I’m not advocating that additional regulatory power be granted to the FDA. Instead, I believe we should invest in supporting independent truth-telling communications channels that can help us survive in this vast “alternative care” universe. We should also welcome the scrutiny that challenges our own work as a critical role in the marketplace of ideas.

The oldest of our independent truth-telling institutions are, of course, libraries. Wikipedia, to the surprise of many, has emerged as a powerful and mostly unbiased communal source of reliable factual information, although it too has its challenges along the political spectrum.

STAT, the independent health-oriented digital-only news service launched in 2015, has also made great strides—and seems to have retained solvency—in investigating medical developments and independently monitoring healthcare marketeers for fraud and deception.

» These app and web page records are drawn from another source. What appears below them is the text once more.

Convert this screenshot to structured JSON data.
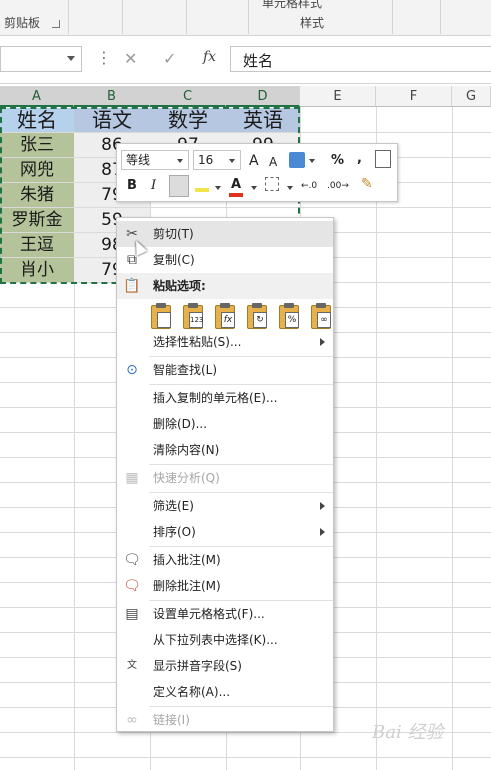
{
  "ribbon": {
    "group_clipboard": "剪贴板",
    "cell_styles": "单元格样式",
    "group_styles": "样式"
  },
  "formula_bar": {
    "cancel_icon": "✕",
    "enter_icon": "✓",
    "fx_label": "fx",
    "value": "姓名"
  },
  "columns": [
    "A",
    "B",
    "C",
    "D",
    "E",
    "F",
    "G"
  ],
  "table": {
    "headers": [
      "姓名",
      "语文",
      "数学",
      "英语"
    ],
    "rows": [
      [
        "张三",
        "86",
        "97",
        "99"
      ],
      [
        "网兜",
        "87",
        "",
        ""
      ],
      [
        "朱猪",
        "79",
        "",
        ""
      ],
      [
        "罗斯金",
        "59",
        "",
        ""
      ],
      [
        "王逗",
        "98",
        "",
        ""
      ],
      [
        "肖小",
        "79",
        "",
        ""
      ]
    ]
  },
  "mini_toolbar": {
    "font": "等线",
    "size": "16",
    "grow": "A",
    "shrink": "A",
    "percent": "%",
    "comma": ",",
    "bold": "B",
    "italic": "I",
    "font_color_letter": "A",
    "inc_decimal": "←.0",
    "dec_decimal": ".00→"
  },
  "context_menu": {
    "cut": "剪切(T)",
    "copy": "复制(C)",
    "paste_options": "粘贴选项:",
    "paste_special": "选择性粘贴(S)...",
    "smart_lookup": "智能查找(L)",
    "insert_copied": "插入复制的单元格(E)...",
    "delete": "删除(D)...",
    "clear": "清除内容(N)",
    "quick_analysis": "快速分析(Q)",
    "filter": "筛选(E)",
    "sort": "排序(O)",
    "insert_comment": "插入批注(M)",
    "delete_comment": "删除批注(M)",
    "format_cells": "设置单元格格式(F)...",
    "pick_list": "从下拉列表中选择(K)...",
    "phonetic": "显示拼音字段(S)",
    "define_name": "定义名称(A)...",
    "link": "链接(I)",
    "paste_icons": [
      "",
      "123",
      "fx",
      "↻",
      "%",
      "∞"
    ]
  },
  "watermark": "Bai 经验"
}
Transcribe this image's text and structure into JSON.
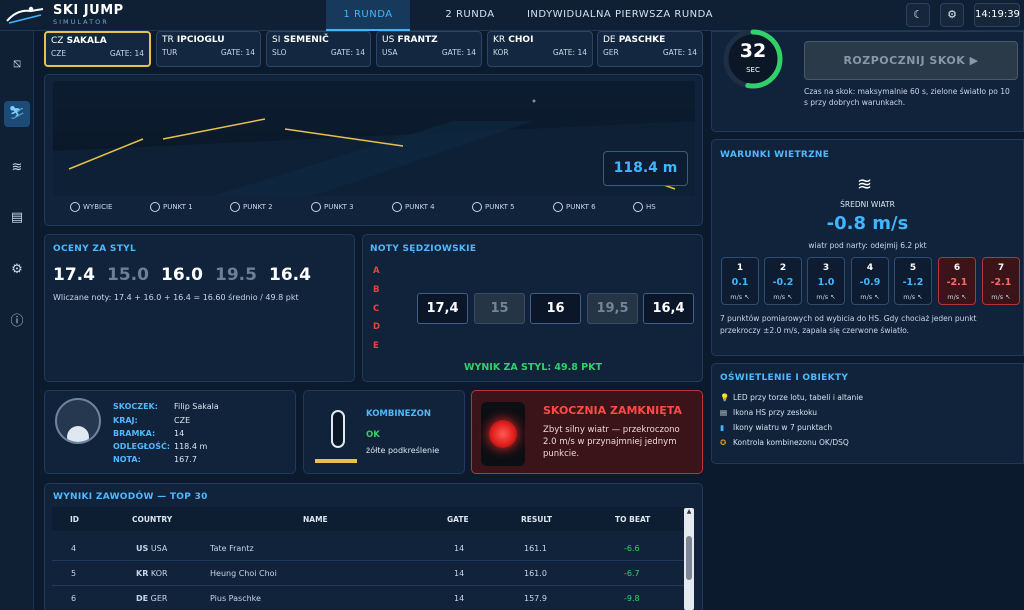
{
  "app": {
    "title": "SKI JUMP",
    "subtitle": "SIMULATOR"
  },
  "tabs": [
    "1 RUNDA",
    "2 RUNDA",
    "INDYWIDUALNA PIERWSZA RUNDA"
  ],
  "top": {
    "theme_icon": "☾",
    "settings_icon": "⚙",
    "clock": "14:19:39"
  },
  "sidebar": [
    "⧅",
    "⛷",
    "≋",
    "▤",
    "⚙",
    "ⓘ"
  ],
  "jumpers": [
    {
      "cc": "CZ",
      "name": "SAKALA",
      "country": "CZE",
      "gate": "GATE: 14"
    },
    {
      "cc": "TR",
      "name": "IPCIOGLU",
      "country": "TUR",
      "gate": "GATE: 14"
    },
    {
      "cc": "SI",
      "name": "SEMENIČ",
      "country": "SLO",
      "gate": "GATE: 14"
    },
    {
      "cc": "US",
      "name": "FRANTZ",
      "country": "USA",
      "gate": "GATE: 14"
    },
    {
      "cc": "KR",
      "name": "CHOI",
      "country": "KOR",
      "gate": "GATE: 14"
    },
    {
      "cc": "DE",
      "name": "PASCHKE",
      "country": "GER",
      "gate": "GATE: 14"
    }
  ],
  "track": {
    "distance": "118.4 m",
    "points": [
      "WYBICIE",
      "PUNKT 1",
      "PUNKT 2",
      "PUNKT 3",
      "PUNKT 4",
      "PUNKT 5",
      "PUNKT 6",
      "HS"
    ]
  },
  "timer": {
    "value": "32",
    "unit": "SEC",
    "progress": 0.53,
    "start_label": "ROZPOCZNIJ SKOK ▶",
    "note": "Czas na skok: maksymalnie 60 s, zielone światło po 10 s przy dobrych warunkach."
  },
  "style": {
    "title": "OCENY ZA STYL",
    "scores": [
      "17.4",
      "15.0",
      "16.0",
      "19.5",
      "16.4"
    ],
    "summary": "Wliczane noty: 17.4 + 16.0 + 16.4 = 16.60 średnio / 49.8 pkt"
  },
  "judges": {
    "title": "NOTY SĘDZIOWSKIE",
    "letters": [
      "A",
      "B",
      "C",
      "D",
      "E"
    ],
    "values": [
      "17,4",
      "15",
      "16",
      "19,5",
      "16,4"
    ],
    "result": "WYNIK ZA STYL: 49.8 PKT"
  },
  "jumper_info": {
    "labels": [
      "SKOCZEK:",
      "KRAJ:",
      "BRAMKA:",
      "ODLEGŁOŚĆ:",
      "NOTA:"
    ],
    "values": [
      "Filip Sakala",
      "CZE",
      "14",
      "118.4 m",
      "167.7"
    ]
  },
  "kombinezon": {
    "title": "KOMBINEZON",
    "status": "OK",
    "desc": "żółte podkreślenie"
  },
  "closed": {
    "title": "SKOCZNIA ZAMKNIĘTA",
    "desc": "Zbyt silny wiatr — przekroczono 2.0 m/s w przynajmniej jednym punkcie."
  },
  "wind": {
    "title": "WARUNKI WIETRZNE",
    "icon": "≋",
    "avg_label": "ŚREDNI WIATR",
    "avg_value": "-0.8 m/s",
    "avg_note": "wiatr pod narty: odejmij 6.2 pkt",
    "points": [
      {
        "n": "1",
        "v": "0.1",
        "u": "m/s ↖",
        "red": false
      },
      {
        "n": "2",
        "v": "-0.2",
        "u": "m/s ↖",
        "red": false
      },
      {
        "n": "3",
        "v": "1.0",
        "u": "m/s ↖",
        "red": false
      },
      {
        "n": "4",
        "v": "-0.9",
        "u": "m/s ↖",
        "red": false
      },
      {
        "n": "5",
        "v": "-1.2",
        "u": "m/s ↖",
        "red": false
      },
      {
        "n": "6",
        "v": "-2.1",
        "u": "m/s ↖",
        "red": true
      },
      {
        "n": "7",
        "v": "-2.1",
        "u": "m/s ↖",
        "red": true
      }
    ],
    "note": "7 punktów pomiarowych od wybicia do HS. Gdy chociaż jeden punkt przekroczy ±2.0 m/s, zapala się czerwone światło."
  },
  "lighting": {
    "title": "OŚWIETLENIE I OBIEKTY",
    "items": [
      {
        "icon": "💡",
        "text": "LED przy torze lotu, tabeli i altanie"
      },
      {
        "icon": "▤",
        "text": "Ikona HS przy zeskoku"
      },
      {
        "icon": "▮",
        "text": "Ikony wiatru w 7 punktach"
      },
      {
        "icon": "✪",
        "text": "Kontrola kombinezonu OK/DSQ"
      }
    ]
  },
  "results": {
    "title": "WYNIKI ZAWODÓW — TOP 30",
    "headers": [
      "ID",
      "COUNTRY",
      "NAME",
      "GATE",
      "RESULT",
      "TO BEAT"
    ],
    "rows": [
      {
        "id": "4",
        "cc": "US",
        "country": "USA",
        "name": "Tate Frantz",
        "gate": "14",
        "result": "161.1",
        "tobeat": "-6.6"
      },
      {
        "id": "5",
        "cc": "KR",
        "country": "KOR",
        "name": "Heung Choi Choi",
        "gate": "14",
        "result": "161.0",
        "tobeat": "-6.7"
      },
      {
        "id": "6",
        "cc": "DE",
        "country": "GER",
        "name": "Pius Paschke",
        "gate": "14",
        "result": "157.9",
        "tobeat": "-9.8"
      }
    ]
  },
  "colors": {
    "accent": "#3fb6ff",
    "green": "#33d06a",
    "red": "#e6443a",
    "yellow": "#e6c24a"
  }
}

In my estimation, our industry could use more committed outlets like STAT. The independent ProPublica journalism co-op has also won public notice for its pursuit of healthcare fraud and agency malfeasance.

Other institutions, such as the Consumer Reports organization, based in Yonkers, New York, organized as a 501(c)(3) charity with 50 testing labs, are proactive and may be have a role to create a nonpartisan “Medical Consumer Reports” that would operate like the existing Consumer Reports organization with funded laboratories but focus exclusively on claims of the thousands of unregulated substances claimed as “healthy” yet lacking any responsible form of investigation and documentation.

Having financially interested tech giants like Facebook, Google and Twitter serve as the arbiter of truth-in-science is a dangerous, freedoms-encroaching path that I am not convinced serves our national interests well, nor do I believe it serves our health interests.

Effective health care communication is critical to public health, as are effective communication’s professionals. In these times of misinformation, our responsibility is to the public’s health and well-being—bringing clarity, supporting accuracy and instilling earned public confidence.

Let’s see if we can encourage and create more partners and advocates in the effort to provide the disclosure, communications and protections to keep Americans safe.


Thomas Graham is Founder and President of Crosswind Media and Public Relations, based in Austin, Texas.